For 2014, broiler meat production is forecast 3% higher at 38.9 billion pounds. Producers responded to higher broiler prices in 2012 by beginning to up production in late 2012. However, high feed prices in late 2012 and early 2013 kept the expansion in check. Production rose more rapidly in the second half of 2013 as feed prices declined.
The National Composite wholesale broiler price is forecast to average 94 cents to $1.01 per pound in 2014, compared with an average of $1.00 in 2013.
Despite higher production, tight supplies of beef and improving economic conditions are likely to support stronger demand for broiler meat. Increased demand for broiler meat is likely to be manifested in higher retail prices. For 2014, composite retail broiler price is forecast to average about 1% higher than 2013's $1.96 per pound.
Turkey production for 2014 is forecast to rise about 1% to 5.85 billion pounds. Production has been consistently below year-earlier since August.

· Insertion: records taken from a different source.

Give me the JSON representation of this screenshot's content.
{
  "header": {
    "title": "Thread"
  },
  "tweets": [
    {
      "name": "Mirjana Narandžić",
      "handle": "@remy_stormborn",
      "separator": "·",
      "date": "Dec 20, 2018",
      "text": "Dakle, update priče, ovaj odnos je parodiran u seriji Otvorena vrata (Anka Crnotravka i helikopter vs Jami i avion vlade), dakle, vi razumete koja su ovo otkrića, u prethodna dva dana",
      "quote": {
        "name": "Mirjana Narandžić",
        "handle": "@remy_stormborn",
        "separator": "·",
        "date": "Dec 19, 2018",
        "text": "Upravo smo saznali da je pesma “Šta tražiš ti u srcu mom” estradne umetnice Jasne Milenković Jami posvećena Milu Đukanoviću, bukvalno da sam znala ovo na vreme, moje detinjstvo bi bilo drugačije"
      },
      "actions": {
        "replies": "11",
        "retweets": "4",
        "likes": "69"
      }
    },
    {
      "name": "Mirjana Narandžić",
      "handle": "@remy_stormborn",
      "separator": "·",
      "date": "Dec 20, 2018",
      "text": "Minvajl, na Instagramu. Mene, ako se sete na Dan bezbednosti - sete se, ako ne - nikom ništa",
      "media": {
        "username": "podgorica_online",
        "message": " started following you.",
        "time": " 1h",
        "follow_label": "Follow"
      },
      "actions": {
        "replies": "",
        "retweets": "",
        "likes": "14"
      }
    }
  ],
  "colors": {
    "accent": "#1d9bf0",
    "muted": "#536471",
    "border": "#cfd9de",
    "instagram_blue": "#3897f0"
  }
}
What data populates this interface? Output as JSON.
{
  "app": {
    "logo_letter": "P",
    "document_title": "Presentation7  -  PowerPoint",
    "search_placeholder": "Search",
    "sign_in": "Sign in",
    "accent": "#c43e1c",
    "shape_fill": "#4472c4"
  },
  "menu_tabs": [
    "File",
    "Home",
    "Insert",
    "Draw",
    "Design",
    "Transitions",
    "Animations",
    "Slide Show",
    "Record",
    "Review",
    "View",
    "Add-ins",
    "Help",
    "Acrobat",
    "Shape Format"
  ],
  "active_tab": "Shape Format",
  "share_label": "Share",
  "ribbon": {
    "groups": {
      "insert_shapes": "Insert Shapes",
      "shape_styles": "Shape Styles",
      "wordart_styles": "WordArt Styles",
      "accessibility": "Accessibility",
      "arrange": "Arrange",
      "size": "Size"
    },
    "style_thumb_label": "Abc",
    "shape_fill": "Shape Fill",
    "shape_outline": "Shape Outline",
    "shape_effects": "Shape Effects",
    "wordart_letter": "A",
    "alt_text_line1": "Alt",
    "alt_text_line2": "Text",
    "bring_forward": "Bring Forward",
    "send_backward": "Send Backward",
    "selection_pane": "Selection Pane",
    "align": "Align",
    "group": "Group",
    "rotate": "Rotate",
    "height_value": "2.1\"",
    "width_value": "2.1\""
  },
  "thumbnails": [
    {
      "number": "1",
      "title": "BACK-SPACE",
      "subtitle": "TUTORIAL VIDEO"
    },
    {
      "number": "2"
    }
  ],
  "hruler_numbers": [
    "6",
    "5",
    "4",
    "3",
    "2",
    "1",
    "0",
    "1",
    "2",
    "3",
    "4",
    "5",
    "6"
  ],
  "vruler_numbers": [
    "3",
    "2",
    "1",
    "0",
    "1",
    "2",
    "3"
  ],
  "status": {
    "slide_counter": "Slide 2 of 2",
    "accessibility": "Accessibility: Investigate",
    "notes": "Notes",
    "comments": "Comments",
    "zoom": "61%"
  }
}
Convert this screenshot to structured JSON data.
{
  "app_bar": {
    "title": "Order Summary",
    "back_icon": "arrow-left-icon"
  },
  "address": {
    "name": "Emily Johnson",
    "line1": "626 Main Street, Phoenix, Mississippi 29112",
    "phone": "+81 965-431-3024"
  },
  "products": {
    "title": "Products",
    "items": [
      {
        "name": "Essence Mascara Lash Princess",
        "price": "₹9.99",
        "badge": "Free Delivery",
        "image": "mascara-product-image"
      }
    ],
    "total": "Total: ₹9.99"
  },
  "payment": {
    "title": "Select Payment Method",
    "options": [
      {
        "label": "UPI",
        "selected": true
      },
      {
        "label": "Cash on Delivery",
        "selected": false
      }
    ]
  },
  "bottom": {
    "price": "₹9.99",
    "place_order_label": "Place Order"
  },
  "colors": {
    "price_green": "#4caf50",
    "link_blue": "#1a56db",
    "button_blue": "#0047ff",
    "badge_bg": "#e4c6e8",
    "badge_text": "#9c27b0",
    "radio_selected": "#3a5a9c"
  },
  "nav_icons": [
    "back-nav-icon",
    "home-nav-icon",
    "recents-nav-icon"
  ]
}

Despite declining feed prices, weak turkey prices have likely delayed expansion plans.
USDA forecasts the National turkey hen price to average $1.00 to $1.06 per pound, compared to an average of $1.00 in 2013.
Catch up on more stories from USDA's Ag Outlook Forum:
Solid Gains in U.S. Agricultural Trade Expected This Year
USDA Projects 2014 Crop Prices Mostly Lower Than 2013
Slumping Feed Costs Improve U.S. Livestock Profit Prospects